This first part paralleled the river and remained relatively flat, making its way through a forest of prickly pear cactus with Spanish moss (or its Andean equivalent) clinging to the taller trees. On the far side of the river we saw occasional ruins skirted by the train tracks. The weather was the best we’d had since we’d been in the Sacred Valley — some clouds but mainly sunny & blue.

Prickly Pear Forest

Prickly Pear Forest

In order to turn up the Kusichaka river valley we had to cross a good height of alluvial fill before dipping into the valley. This gave us our first small taste of ascent. At the top Jaime sat us down and had one of his cultural history / team building talks.

Patallacta

Patallacta


The hill overlooked Patallacta, a small agricultural ruin with terraces for crops & buildings for the farmers. The lower terraces have a lovely concave-convex form to them, as the Rio Kusichaka wraps around them.
Patallacta

Patallacta

After the brief descent we continued up the valley to Wayllabamba for lunch. The trail was busy with locals — motorbikes, horses, & donkeys doing their daily thing. A few merchants lined the path — some with food & knickknacks for tourists, others with the red-bag-on-a-stick that indicated the chicha is ready. The steep & lush valley reminded me of Nepal and indeed if there had been more population it would have been hard to tell the two lands apart.

After a brief & needed nap, the trout ceviche for lunch starter set the tone for the meals to follow — unexpectedly excellent. It was followed by a pasta soup, cucumber salad, another salad of some variety, chicken, and rice.

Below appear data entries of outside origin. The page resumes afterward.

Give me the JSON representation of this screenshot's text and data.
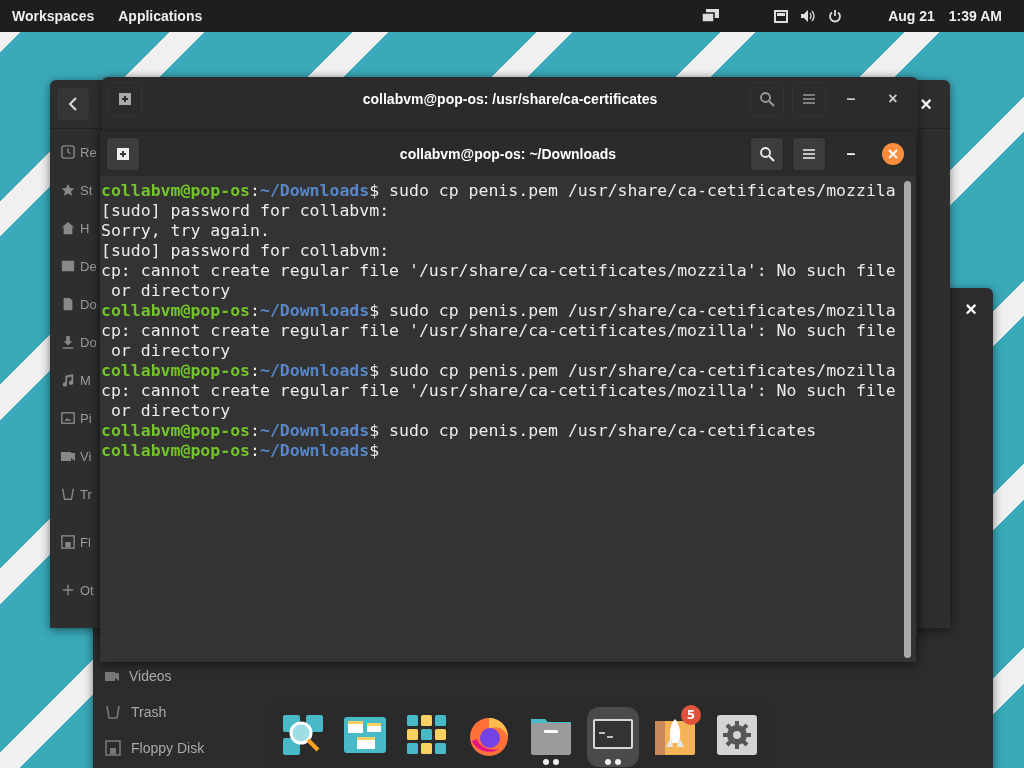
{
  "top_bar": {
    "menus": [
      "Workspaces",
      "Applications"
    ],
    "date": "Aug 21",
    "time": "1:39 AM"
  },
  "back_window": {
    "sidebar": [
      "Videos",
      "Trash",
      "Floppy Disk"
    ],
    "close": "×"
  },
  "file_manager": {
    "close": "×",
    "sidebar": [
      "Re",
      "St",
      "H",
      "De",
      "Do",
      "Do",
      "M",
      "Pi",
      "Vi",
      "Tr",
      "Fl",
      "Ot"
    ]
  },
  "terminal_back": {
    "title": "collabvm@pop-os: /usr/share/ca-certificates",
    "close": "×",
    "minimize": "–"
  },
  "terminal": {
    "title": "collabvm@pop-os: ~/Downloads",
    "minimize": "–",
    "lines": [
      {
        "kind": "prompt",
        "user": "collabvm@pop-os",
        "sep": ":",
        "path": "~/Downloads",
        "command": "$ sudo cp penis.pem /usr/share/ca-cetificates/mozzila"
      },
      {
        "kind": "output",
        "text": "[sudo] password for collabvm:"
      },
      {
        "kind": "output",
        "text": "Sorry, try again."
      },
      {
        "kind": "output",
        "text": "[sudo] password for collabvm:"
      },
      {
        "kind": "output",
        "text": "cp: cannot create regular file '/usr/share/ca-cetificates/mozzila': No such file"
      },
      {
        "kind": "output",
        "text": " or directory"
      },
      {
        "kind": "prompt",
        "user": "collabvm@pop-os",
        "sep": ":",
        "path": "~/Downloads",
        "command": "$ sudo cp penis.pem /usr/share/ca-cetificates/mozilla"
      },
      {
        "kind": "output",
        "text": "cp: cannot create regular file '/usr/share/ca-cetificates/mozilla': No such file"
      },
      {
        "kind": "output",
        "text": " or directory"
      },
      {
        "kind": "prompt",
        "user": "collabvm@pop-os",
        "sep": ":",
        "path": "~/Downloads",
        "command": "$ sudo cp penis.pem /usr/share/ca-cetificates/mozilla"
      },
      {
        "kind": "output",
        "text": "cp: cannot create regular file '/usr/share/ca-cetificates/mozilla': No such file"
      },
      {
        "kind": "output",
        "text": " or directory"
      },
      {
        "kind": "prompt",
        "user": "collabvm@pop-os",
        "sep": ":",
        "path": "~/Downloads",
        "command": "$ sudo cp penis.pem /usr/share/ca-cetificates"
      },
      {
        "kind": "prompt",
        "user": "collabvm@pop-os",
        "sep": ":",
        "path": "~/Downloads",
        "command": "$"
      }
    ]
  },
  "dock": [
    {
      "running": false,
      "selected": false
    },
    {
      "running": false,
      "selected": false
    },
    {
      "running": false,
      "selected": false
    },
    {
      "running": false,
      "selected": false
    },
    {
      "running": true,
      "selected": false
    },
    {
      "running": true,
      "selected": true
    },
    {
      "running": false,
      "selected": false,
      "badge": "5"
    },
    {
      "running": false,
      "selected": false
    }
  ]
}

Back in Cusco Enigma, the trek operator, gave us a briefing on the trek. Due to unexpectedly heavy rains, the camp for the 3rd night had been washed out. Because of this the campsites for the whole trek had been shifted further out. And now the first day would go 3 miles and 2,700′ further than originally scheduled.

So Wayllabamba would not be our destination today. After the 7 miles in 4 hours with ~2,000′ of up and down, we ended up 1,000′ above that first section of river. We’d been dreading the post-lunch slog since they told us about it, and the day’s health issues did not help. But the only thing to do was to do it, so we did it.

Trail up to Llulluchapampa

Trail up to Llulluchapampa

We took a right up the steep Rio Llullucha valley. The trail lifted us through a cloud forest of twisted trees with red bark.

Cloud Forest

Cloud Forest


Did I say trail? It was stairs. Steps upon steps, stairs upon stairs, with an occasional respite of a steep stone path. There were no inefficient switchbacks to be found. Just three hours of stairs.
View from Llulluchapampa to Wayllabamba

View from Llulluchapampa to Wayllabamba

As we climbed above treeline to get to our campsite Llulluchapampa (elevation 12,303′), we went right up into the clouds. The day had turned overcast and right as we finally arrived in camp a cloud had come up our valley and hidden both whence we came and where tomorrow would take us. After applauding each of us as we came into camp, the porters greeted us with bowls of warm water & soap to wash up from the day.

Before nightfall and dinner, we all gathered together — porters & trekkers — to introduce ourselves with Jaime providing translation. Our porter were farmers and shepherds from a small Quechua community. Per Jaime, Enigma employs ~400 porters as employees, not contractors. The guys all seemed well-equipped with solid footwear and functional clothing. It felt like a good group. And although tomorrow was going to be tough, we were happy to have the hardest day of the trek behind us.

Porters & trekkers

Porters & trekkers

  • Places: Km 82 – Wayllabamba – Llulluchapampa Camp
  • Distance: 10 miles
  • Time walking: 7:00
  • Elevation gain: 3,700′
  • Stairs climbed: 100,000 (estimate)